Multigame contact: Experimental evidence from infinitely repeated prisoner’s dilemma (with Joao Montez, Catherine Roux, and Christian Thöni)
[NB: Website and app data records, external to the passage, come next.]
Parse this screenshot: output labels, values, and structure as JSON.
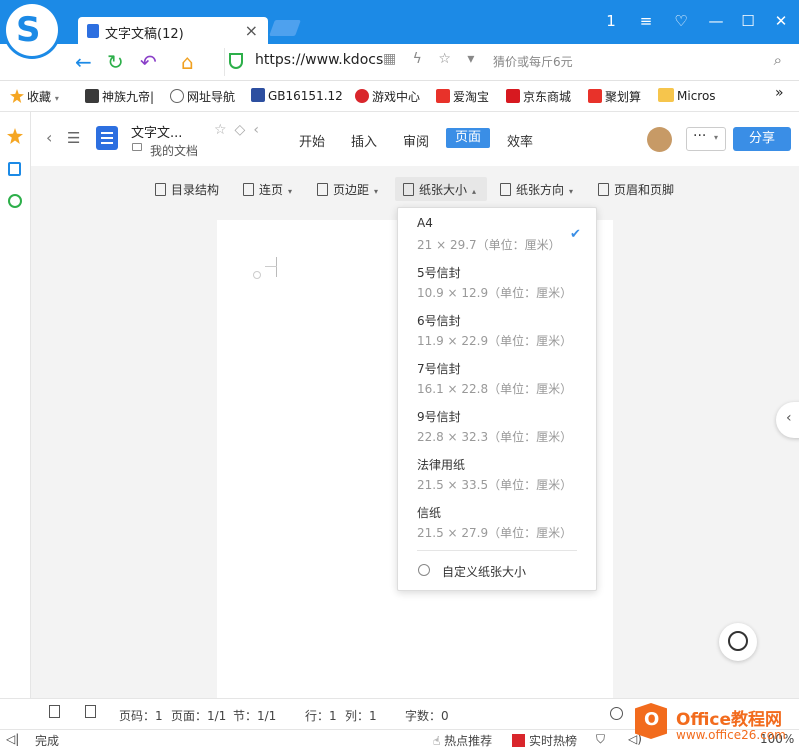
{
  "browser": {
    "tab_title": "文字文稿(12)",
    "tab_close": "×",
    "url": "https://www.kdocs",
    "search_placeholder": "猜价或每斤6元",
    "window_controls": [
      "1",
      "≡",
      "♡",
      "—",
      "☐",
      "✕"
    ],
    "nav_icons": [
      "back-icon",
      "refresh-icon",
      "undo-icon",
      "home-icon"
    ]
  },
  "bookmarks": [
    {
      "label": "收藏",
      "icon": "star-icon",
      "color": "#f5a623"
    },
    {
      "label": "神族九帝|",
      "icon": "game-icon",
      "color": "#3a3a3a"
    },
    {
      "label": "网址导航",
      "icon": "globe-icon",
      "color": "#666666"
    },
    {
      "label": "GB16151.12",
      "icon": "a-icon",
      "color": "#2d4fa0"
    },
    {
      "label": "游戏中心",
      "icon": "game-center-icon",
      "color": "#d9262c"
    },
    {
      "label": "爱淘宝",
      "icon": "taobao-icon",
      "color": "#e8322a"
    },
    {
      "label": "京东商城",
      "icon": "jd-icon",
      "color": "#d71920"
    },
    {
      "label": "聚划算",
      "icon": "juhuasuan-icon",
      "color": "#e8322a"
    },
    {
      "label": "Micros",
      "icon": "folder-icon",
      "color": "#f6c54c"
    }
  ],
  "doc": {
    "title": "文字文...",
    "folder": "我的文档",
    "menu": [
      "开始",
      "插入",
      "审阅",
      "页面",
      "效率"
    ],
    "active_menu": "页面",
    "more": "···",
    "share": "分享"
  },
  "toolbar": [
    {
      "label": "目录结构",
      "caret": false
    },
    {
      "label": "连页",
      "caret": true
    },
    {
      "label": "页边距",
      "caret": true
    },
    {
      "label": "纸张大小",
      "caret": true,
      "active": true
    },
    {
      "label": "纸张方向",
      "caret": true
    },
    {
      "label": "页眉和页脚",
      "caret": false
    }
  ],
  "paper_sizes": [
    {
      "name": "A4",
      "size": "21 × 29.7（单位：厘米）",
      "selected": true
    },
    {
      "name": "5号信封",
      "size": "10.9 × 12.9（单位：厘米）"
    },
    {
      "name": "6号信封",
      "size": "11.9 × 22.9（单位：厘米）"
    },
    {
      "name": "7号信封",
      "size": "16.1 × 22.8（单位：厘米）"
    },
    {
      "name": "9号信封",
      "size": "22.8 × 32.3（单位：厘米）"
    },
    {
      "name": "法律用纸",
      "size": "21.5 × 33.5（单位：厘米）"
    },
    {
      "name": "信纸",
      "size": "21.5 × 27.9（单位：厘米）"
    }
  ],
  "custom_size": "自定义纸张大小",
  "status": {
    "page_num": "页码：1",
    "pages": "页面：1/1",
    "section": "节：1/1",
    "row": "行：1",
    "col": "列：1",
    "words": "字数：0"
  },
  "bottom": {
    "done": "完成",
    "hot": "热点推荐",
    "realtime": "实时热榜",
    "zoom": "100%"
  },
  "watermark": {
    "logo": "O",
    "brand": "Office教程网",
    "site": "www.office26.com"
  }
}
We present an experimental design for a laboratory experiment. We want to investigate if and how playing multiple games simultaneously affects prospects of a cooperative outcome. We study indefinitely repeated prisoner’s dilemma games. In a between subjects design, we will compare subjects playing a single game to subjects playing two games in parallel. The payoffs of the two games add up to the payoffs of the single game. We will also compare subjects playing the two games with a single partner to subjects playing the two games with two different partners. When the two games are scaled-down versions of the single game, multigame contact should not improve cooperation (Bernheim and Whinston 1990), independent of whether playing with a single partner or two different partners. However, if we divide the single game in two prisoner’s dilemmas such that cooperation is easier in one than in the other, we expect more cooperation in situations where both games are played with a single partner compared to different partners.